Sometimes pulling words out of my head is as hard as pulling teeth. I sit here for long, silent moments before I finally get the fingers into motion and make words come out. And even then, it might only be in an exercise like this, where the brain feels fuzzy and empty, like a warm glowing mist universe. There’s not a lot going on in there, it’s all just soft and uncertain, nothing sharp and defined. Words are crisp, their edges hard. It’s like my digital painting efforts. For some reason my work on the screen looks soft and furry. On paper I can manipulate a brush to lay down ink or paint just so, and the result is purposeful, direct, clear. Most of the time. Some days it just doesn’t gel.
Like today and words. I can sentence. I can’t plot. I’m not even sure I can essay. Heck, even sentencing isn’t easy when I start thinking about it too much and don’t let my fingers do the flying on autopilot. It’s a good thing no one has to edit this!
Blind writing. I’m not a good enough touch-typist to actually close my eyes and type. I need to be able to at the least see the words as they scroll across the screen. I remember learning to type.
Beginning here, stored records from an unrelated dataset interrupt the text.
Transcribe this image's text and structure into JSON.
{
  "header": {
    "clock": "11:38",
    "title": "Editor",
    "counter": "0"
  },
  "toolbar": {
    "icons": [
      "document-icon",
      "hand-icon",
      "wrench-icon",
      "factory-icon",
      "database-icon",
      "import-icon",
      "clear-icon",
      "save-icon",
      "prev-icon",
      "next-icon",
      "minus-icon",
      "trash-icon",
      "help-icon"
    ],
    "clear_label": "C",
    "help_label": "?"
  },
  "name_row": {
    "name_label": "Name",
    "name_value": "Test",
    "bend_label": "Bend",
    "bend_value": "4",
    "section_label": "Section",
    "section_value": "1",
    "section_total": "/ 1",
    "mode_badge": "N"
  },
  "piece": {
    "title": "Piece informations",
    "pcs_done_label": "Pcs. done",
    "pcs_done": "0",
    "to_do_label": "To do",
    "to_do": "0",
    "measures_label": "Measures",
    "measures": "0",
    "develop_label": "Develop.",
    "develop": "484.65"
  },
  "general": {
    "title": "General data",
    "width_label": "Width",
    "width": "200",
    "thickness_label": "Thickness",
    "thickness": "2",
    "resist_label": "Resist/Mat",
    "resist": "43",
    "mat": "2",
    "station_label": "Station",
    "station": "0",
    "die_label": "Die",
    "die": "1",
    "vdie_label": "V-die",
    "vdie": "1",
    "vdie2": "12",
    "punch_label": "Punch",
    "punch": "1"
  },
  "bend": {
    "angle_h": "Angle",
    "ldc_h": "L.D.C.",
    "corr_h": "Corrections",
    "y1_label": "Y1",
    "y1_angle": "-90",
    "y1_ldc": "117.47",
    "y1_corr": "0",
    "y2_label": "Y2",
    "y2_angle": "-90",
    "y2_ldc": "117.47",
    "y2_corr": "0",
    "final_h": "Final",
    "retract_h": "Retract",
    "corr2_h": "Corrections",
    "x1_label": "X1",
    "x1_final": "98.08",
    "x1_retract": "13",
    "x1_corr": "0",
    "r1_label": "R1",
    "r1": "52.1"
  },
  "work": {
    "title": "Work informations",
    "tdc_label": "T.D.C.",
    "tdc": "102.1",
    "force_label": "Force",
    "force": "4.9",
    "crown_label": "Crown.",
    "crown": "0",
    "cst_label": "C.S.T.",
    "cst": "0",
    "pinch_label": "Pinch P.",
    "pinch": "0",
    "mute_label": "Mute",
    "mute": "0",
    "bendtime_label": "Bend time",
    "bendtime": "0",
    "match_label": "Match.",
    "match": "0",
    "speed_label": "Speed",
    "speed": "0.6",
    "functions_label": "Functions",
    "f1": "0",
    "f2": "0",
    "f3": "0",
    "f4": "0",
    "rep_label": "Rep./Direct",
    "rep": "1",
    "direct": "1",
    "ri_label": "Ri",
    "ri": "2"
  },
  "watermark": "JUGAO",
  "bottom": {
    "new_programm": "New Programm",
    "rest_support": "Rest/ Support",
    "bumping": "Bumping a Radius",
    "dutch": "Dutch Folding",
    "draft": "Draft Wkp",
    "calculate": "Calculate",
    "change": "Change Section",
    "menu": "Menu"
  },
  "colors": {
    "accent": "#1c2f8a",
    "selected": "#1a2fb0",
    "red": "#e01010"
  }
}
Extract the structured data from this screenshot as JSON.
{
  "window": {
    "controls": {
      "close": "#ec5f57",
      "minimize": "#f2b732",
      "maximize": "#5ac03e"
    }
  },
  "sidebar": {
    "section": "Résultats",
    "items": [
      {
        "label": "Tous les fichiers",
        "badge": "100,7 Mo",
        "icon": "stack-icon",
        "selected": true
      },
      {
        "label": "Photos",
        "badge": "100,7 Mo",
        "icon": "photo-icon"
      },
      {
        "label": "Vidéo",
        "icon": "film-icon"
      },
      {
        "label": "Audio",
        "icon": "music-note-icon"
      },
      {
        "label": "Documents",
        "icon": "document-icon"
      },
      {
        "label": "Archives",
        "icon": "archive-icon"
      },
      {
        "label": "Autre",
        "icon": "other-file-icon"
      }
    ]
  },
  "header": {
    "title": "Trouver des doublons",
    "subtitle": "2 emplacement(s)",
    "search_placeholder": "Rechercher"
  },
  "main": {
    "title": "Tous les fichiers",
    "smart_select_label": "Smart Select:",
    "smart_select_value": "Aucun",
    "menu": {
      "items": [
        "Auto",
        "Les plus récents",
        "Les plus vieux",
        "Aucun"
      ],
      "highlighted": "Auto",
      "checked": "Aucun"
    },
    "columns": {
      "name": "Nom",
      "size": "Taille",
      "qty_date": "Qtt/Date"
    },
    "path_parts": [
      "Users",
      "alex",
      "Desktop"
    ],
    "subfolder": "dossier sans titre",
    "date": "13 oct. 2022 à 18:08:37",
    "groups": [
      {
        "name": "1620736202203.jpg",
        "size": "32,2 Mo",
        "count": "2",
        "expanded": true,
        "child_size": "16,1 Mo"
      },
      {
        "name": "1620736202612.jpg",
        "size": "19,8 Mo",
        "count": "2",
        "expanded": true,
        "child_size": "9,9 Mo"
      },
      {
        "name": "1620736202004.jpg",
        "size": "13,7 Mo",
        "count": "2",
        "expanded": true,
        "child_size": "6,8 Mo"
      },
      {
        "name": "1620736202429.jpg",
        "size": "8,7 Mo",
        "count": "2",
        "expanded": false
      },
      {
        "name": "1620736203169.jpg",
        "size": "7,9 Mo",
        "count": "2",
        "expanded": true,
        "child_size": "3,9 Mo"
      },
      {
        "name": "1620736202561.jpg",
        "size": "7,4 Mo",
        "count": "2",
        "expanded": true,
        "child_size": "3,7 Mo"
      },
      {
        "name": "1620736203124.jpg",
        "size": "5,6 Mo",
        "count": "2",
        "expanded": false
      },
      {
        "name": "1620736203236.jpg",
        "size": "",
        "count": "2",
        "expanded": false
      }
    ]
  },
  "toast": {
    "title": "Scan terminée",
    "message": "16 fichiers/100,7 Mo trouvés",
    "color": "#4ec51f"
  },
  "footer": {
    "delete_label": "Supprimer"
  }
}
Mom found a manual typewriter somewhere. I know now that it was an engineering thing of beauty, but at the time it was literally a pain – it hurt my hands to hammer away on it. I think she was not only anticipating the need for typing (this was far before the era of computing, so I don’t think that was part of it) but also she was trying to get me to write. Up until I was about 14, she had to force me to write. I hated to write at all and would sit and sulk for hours over homework that wanted me to put more than two sentences down for an answer. But in my freshman year of highschool, the cork was drawn, and I started to write and haven’t stopped since. I wrote essays, fiction, poetry…
I wrote a lot of poems. Most of my journals are long lost now. But I filled a few every year with journaling and poetry. Stories about my life, and later, the babies as they came along. Poetry was as compelling for me as fiction is, now. I have a vivid memory of one long poem coming out while I was out with friends, and them basically shielding me and guiding me back to the car to return to dorms because that poem was pouring out of me. Years later, one of them found me on facebook and asked for a copy of that. I don’t know if I even have a copy of it any longer.
The poetry came to a crashing halt one night when I was arguing with my fiance, and I wanted to write out how I felt, because I was better able to express myself on paper than in words. I was literally tongue-tied, and he lost his temper with me. After that, I stopped writing again. The cork was back in the bottle. I tried to pull it out, a few years later, but it was wedged in there pretty hard. Only once did it pop out on it’s own, at the nadir of my life, when I realized that this could not go on. Coming back out of that, the poetry flowered again for a few days, and then it was gone again, like a desert spring. It would never come back again. The poems I still physically possess are in the most part really awful. Trite, badly written, just… dreck.
But in the wake of their passing, I found fiction again. And in the creation of worlds to tell my daughter a story, I rediscovered the intoxication of writing characters and having them come to life in my head. Daydreaming on the page. It’s really the best high when it’s going well. It’s a complete pain in the tush when it’s not, and I know better, now, than to let it go dormant. I have to push, sometimes, to get that cork loose and the story pouring out. Because I know now what I didn’t know back in the day. I’m not on the outside pulling the cork. I’m on the inside pushing it out and gaining my freedom. The genie is out of the bottle, and nothing can keep me locked up in there again.
I write. I am a writer. I don’t have a choice, the words need out. I don’t need readers, although they make me happy. But I must write. Even if I can’t see what the words are doing until they’re out of me and lined up across the page in formation. I’m not a neat and tidy writer. It’s a messy process, like fingerpainting in the dark. Sometimes, you flip the light on to take a look and flip it right back off. Other times, you turn it on and giggle a little because it worked, it really worked.